Review by Starla Pointer
“A Murder of Crows” takes us into the world of Cade Blackstone, a self-deprecating private dick with an eye for leggy ladies and a nose for clues.
He hasn’t had a lot of cases in the year since he hung out his shingle in Carlton, “a charming little wine burg several miles outside of Forest Grove” and, in this novel, a larger and more gossipy version of the real town.
But hasn’t needed a lot of cases, either, since he’s independently wealthy. Yet he’s eager to do a good job when a local blue-hair who runs a designer doorstop shop stumbles into his office on one of the hottest days of the year.
Her granddaughter is missing, she tells him with a concern which, unbeknownst to the detective, quickly expires.
So off Cade races to locate Mallory, a 14-year-old with Goth makeup and a congenital chip on her shoulder. Along the way, he stumbles onto the scene of a murder — turns out the victim is Mallory’s would-be stepfather — and deals with his reporter girlfriend, a macaw named Irene Adler, a bumbling deputy, the staff of a Christian camp, pot growers with automatic weapons, book-loving grandmas, a slew of Mallory’s peers, another private investigator who once shared his bed and, oh yes, a murder of crows.
It’s a lot of ground to cover, both for Cade and his inventor, Portland writer Kate Ayers. But both do a pretty good job covering all the bases.
However, simplification would have made this novel stronger. Marijuana adds nothing interesting to the plot, for instance — not even as a red herring.
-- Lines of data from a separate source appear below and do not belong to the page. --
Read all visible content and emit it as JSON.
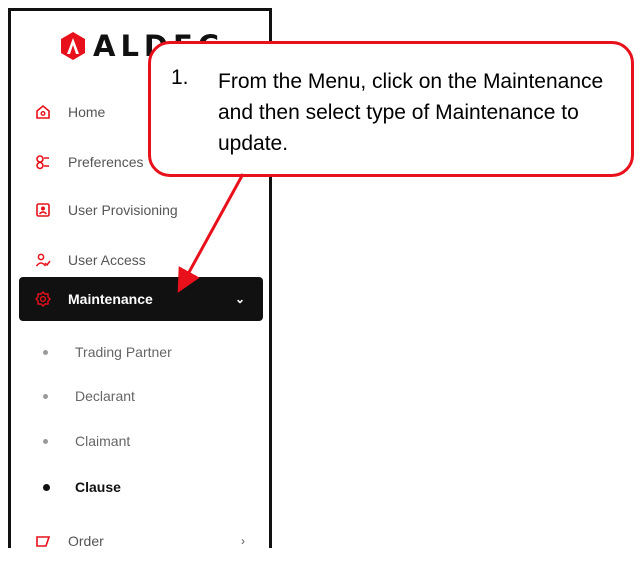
{
  "app": {
    "logo_text": "ALDEC"
  },
  "sidebar": {
    "items": [
      {
        "label": "Home",
        "icon": "home-icon"
      },
      {
        "label": "Preferences",
        "icon": "preferences-icon"
      },
      {
        "label": "User Provisioning",
        "icon": "user-provisioning-icon"
      },
      {
        "label": "User Access",
        "icon": "user-access-icon"
      },
      {
        "label": "Maintenance",
        "icon": "gear-icon",
        "active": true
      },
      {
        "label": "Order",
        "icon": "order-icon"
      }
    ],
    "maintenance_sub": [
      {
        "label": "Trading Partner"
      },
      {
        "label": "Declarant"
      },
      {
        "label": "Claimant"
      },
      {
        "label": "Clause",
        "current": true
      }
    ]
  },
  "callout": {
    "number": "1.",
    "text": "From the Menu, click on the Maintenance and then select type of Maintenance to update."
  },
  "colors": {
    "accent": "#e8101a",
    "active_bg": "#111111"
  }
}
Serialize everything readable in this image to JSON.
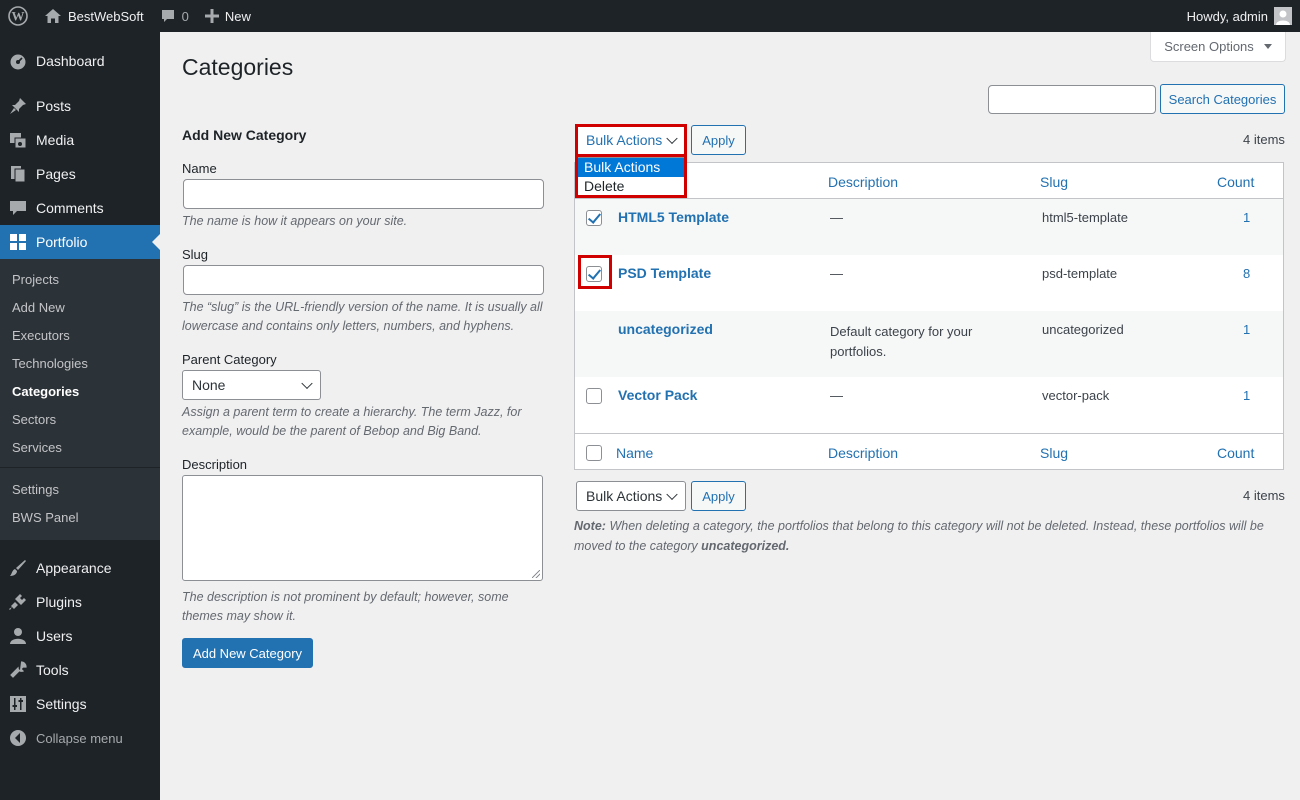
{
  "adminbar": {
    "site_name": "BestWebSoft",
    "comments_count": "0",
    "new_label": "New",
    "greeting": "Howdy, admin"
  },
  "sidebar": {
    "items": [
      {
        "label": "Dashboard",
        "icon": "dashboard-icon"
      },
      {
        "label": "Posts",
        "icon": "pin-icon"
      },
      {
        "label": "Media",
        "icon": "media-icon"
      },
      {
        "label": "Pages",
        "icon": "pages-icon"
      },
      {
        "label": "Comments",
        "icon": "comments-icon"
      },
      {
        "label": "Portfolio",
        "icon": "grid-icon",
        "active": true
      }
    ],
    "submenu": [
      "Projects",
      "Add New",
      "Executors",
      "Technologies",
      "Categories",
      "Sectors",
      "Services",
      "Settings",
      "BWS Panel"
    ],
    "submenu_current": "Categories",
    "lower_items": [
      {
        "label": "Appearance",
        "icon": "brush-icon"
      },
      {
        "label": "Plugins",
        "icon": "plug-icon"
      },
      {
        "label": "Users",
        "icon": "users-icon"
      },
      {
        "label": "Tools",
        "icon": "wrench-icon"
      },
      {
        "label": "Settings",
        "icon": "settings-sliders-icon"
      }
    ],
    "collapse_label": "Collapse menu"
  },
  "page": {
    "title": "Categories",
    "screen_options": "Screen Options",
    "search_button": "Search Categories",
    "search_value": ""
  },
  "form": {
    "heading": "Add New Category",
    "name_label": "Name",
    "name_value": "",
    "name_help": "The name is how it appears on your site.",
    "slug_label": "Slug",
    "slug_value": "",
    "slug_help": "The “slug” is the URL-friendly version of the name. It is usually all lowercase and contains only letters, numbers, and hyphens.",
    "parent_label": "Parent Category",
    "parent_value": "None",
    "parent_help": "Assign a parent term to create a hierarchy. The term Jazz, for example, would be the parent of Bebop and Big Band.",
    "description_label": "Description",
    "description_value": "",
    "description_help": "The description is not prominent by default; however, some themes may show it.",
    "submit_label": "Add New Category"
  },
  "bulk": {
    "top_select": "Bulk Actions",
    "bottom_select": "Bulk Actions",
    "apply_label": "Apply",
    "items_count": "4 items",
    "dropdown_options": [
      "Bulk Actions",
      "Delete"
    ],
    "dropdown_selected": "Bulk Actions"
  },
  "table": {
    "columns": [
      "Name",
      "Description",
      "Slug",
      "Count"
    ],
    "rows": [
      {
        "name": "HTML5 Template",
        "description": "—",
        "slug": "html5-template",
        "count": "1",
        "checked": true,
        "has_checkbox": true
      },
      {
        "name": "PSD Template",
        "description": "—",
        "slug": "psd-template",
        "count": "8",
        "checked": true,
        "has_checkbox": true
      },
      {
        "name": "uncategorized",
        "description": "Default category for your portfolios.",
        "slug": "uncategorized",
        "count": "1",
        "checked": false,
        "has_checkbox": false
      },
      {
        "name": "Vector Pack",
        "description": "—",
        "slug": "vector-pack",
        "count": "1",
        "checked": false,
        "has_checkbox": true
      }
    ]
  },
  "note": {
    "label": "Note:",
    "text": "When deleting a category, the portfolios that belong to this category will not be deleted. Instead, these portfolios will be moved to the category",
    "emphasis": "uncategorized."
  },
  "colors": {
    "accent": "#2271b1",
    "admin_dark": "#1d2327",
    "highlight": "#d00000",
    "dropdown_selected": "#0078d7"
  }
}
The Carlton setting will intrigue readers familiar with the town and those who’ve visited the area’s many wineries. Some of the business names are real, such as Cuneo, Elk Cove and the Winemaker’s Studio. Others are entirely fictional, like the Grapevine Inn, where Cade downs an order of eggs Benedict shortly before driving to his house for a tuna sandwich (clearly, this is a fellow who indulges all his appetites).
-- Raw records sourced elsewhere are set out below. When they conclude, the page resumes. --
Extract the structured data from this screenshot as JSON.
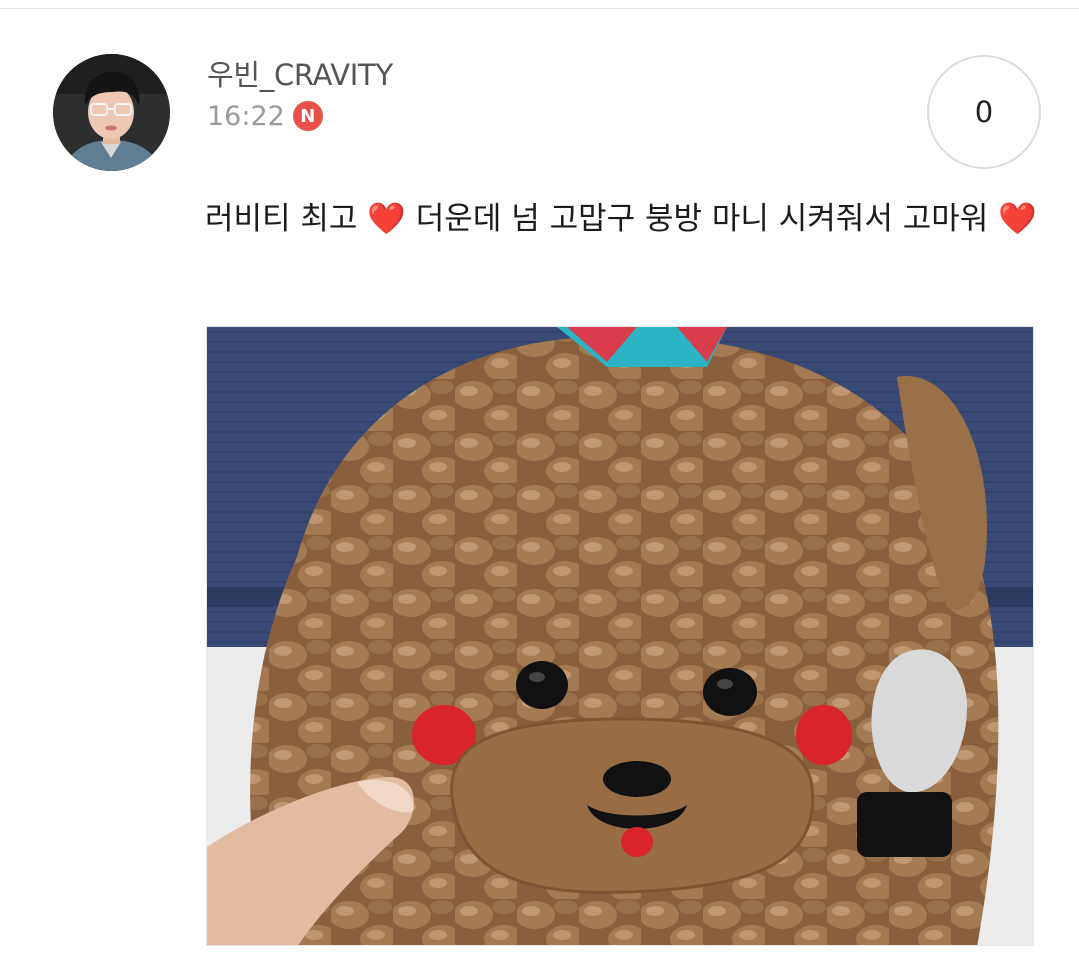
{
  "post": {
    "username": "우빈_CRAVITY",
    "time": "16:22",
    "badge": "N",
    "reply_count": "0",
    "message_lines": [
      "러비티 최고 ",
      " 더운데 넘 고맙구 붕방 마니 시켜줘서 고마워 "
    ],
    "emoji": "❤️"
  },
  "colors": {
    "badge": "#e8504a",
    "heart": "#e2202d",
    "username": "#555555",
    "time": "#9a9a9a"
  },
  "photo": {
    "subject": "chocolate-poodle-cake"
  }
}
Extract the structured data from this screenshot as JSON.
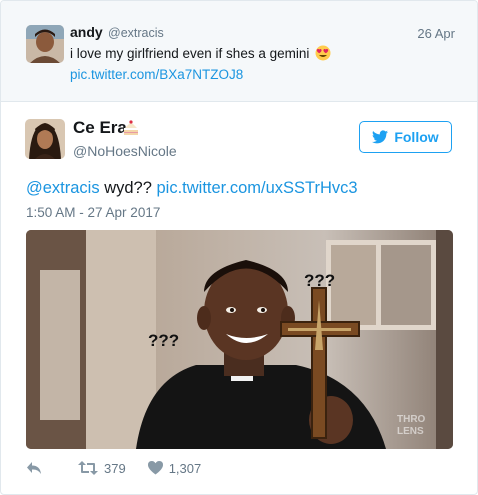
{
  "parent_tweet": {
    "name": "andy",
    "handle": "@extracis",
    "date": "26 Apr",
    "text": "i love my girlfriend even if shes a gemini",
    "emoji": "heart-eyes-emoji",
    "link": "pic.twitter.com/BXa7NTZOJ8"
  },
  "tweet": {
    "name": "Ce Era",
    "name_emoji": "cake-emoji",
    "handle": "@NoHoesNicole",
    "follow_label": "Follow",
    "mention": "@extracis",
    "text": " wyd?? ",
    "url": "pic.twitter.com/uxSSTrHvc3",
    "timestamp": "1:50 AM - 27 Apr 2017",
    "image_labels": {
      "marks_right": "???",
      "marks_left": "???",
      "watermark_top": "THRO",
      "watermark_bottom": "LENS"
    },
    "actions": {
      "retweets": "379",
      "likes": "1,307"
    }
  },
  "colors": {
    "link": "#1b95e0",
    "follow": "#1da1f2",
    "muted": "#657786",
    "parent_bg": "#f5f8fa"
  }
}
Cade goes to many real places, too. He heads to Hagg Lake along Highway 47 in his yellow Lamborghini to kayak with his pup, Jiggs, “a ball of furry blond wrinkles with a scowling face that says, ‘Don’t even think of petting me unless I ask you to.’”
It’s fun to imagine the many fictional sites, such as the little red convenience store at the junction. But locals will notice Cade takes Highway 240 on his way to the McMinnville hospital, a geographic incongruity. It won’t matter to far-off readers, of course, but why not just write the right route?
Other details call for major suspension of disbelief, as well. How can a recently released inmate afford a $100-a-plate winemakers’ dinner? And is Cade’s big house in Carlton or in the countryside? Its location seems to shift from chapter to chapter.
Overall, “A Murder of Crows” is not a bad read. Cade charms his way into the reader’s heart by being honest about his flaws and genuinely caring about the people he meets along the way. Besides, who could resist a guy with a wrinkly dog?
Starla Pointer is a reporter for the News-Register in McMinnville.